WHAT IS BEING ASKED:
All of the entries are to be returned word for word.

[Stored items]
+ + + + + + +

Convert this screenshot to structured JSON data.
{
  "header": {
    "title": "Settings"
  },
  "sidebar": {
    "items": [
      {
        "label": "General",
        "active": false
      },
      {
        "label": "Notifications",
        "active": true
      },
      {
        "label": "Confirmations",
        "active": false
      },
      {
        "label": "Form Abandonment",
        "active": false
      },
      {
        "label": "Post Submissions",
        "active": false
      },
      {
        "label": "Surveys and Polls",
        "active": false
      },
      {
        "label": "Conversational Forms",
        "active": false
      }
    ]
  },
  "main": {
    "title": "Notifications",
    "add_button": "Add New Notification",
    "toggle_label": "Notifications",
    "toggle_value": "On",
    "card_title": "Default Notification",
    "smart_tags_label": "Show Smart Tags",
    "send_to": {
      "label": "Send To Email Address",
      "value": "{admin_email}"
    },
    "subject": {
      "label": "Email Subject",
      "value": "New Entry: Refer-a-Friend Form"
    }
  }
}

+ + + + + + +

ANSWER TO THIS TASK:
Convert this screenshot to structured JSON data.
{
  "header": {
    "title": "Settings"
  },
  "sidebar": {
    "items": [
      {
        "label": "General",
        "active": false
      },
      {
        "label": "Notifications",
        "active": true
      },
      {
        "label": "Confirmations",
        "active": false
      },
      {
        "label": "Form Abandonment",
        "active": false
      },
      {
        "label": "Post Submissions",
        "active": false
      },
      {
        "label": "Surveys and Polls",
        "active": false
      },
      {
        "label": "Conversational Forms",
        "active": false
      }
    ]
  },
  "main": {
    "title": "Notifications",
    "add_button": "Add New Notification",
    "toggle_label": "Notifications",
    "toggle_value": "On",
    "card_title": "Default Notification",
    "smart_tags_label": "Show Smart Tags",
    "send_to": {
      "label": "Send To Email Address",
      "value": "{admin_email}"
    },
    "subject": {
      "label": "Email Subject",
      "value": "New Entry: Refer-a-Friend Form"
    }
  }
}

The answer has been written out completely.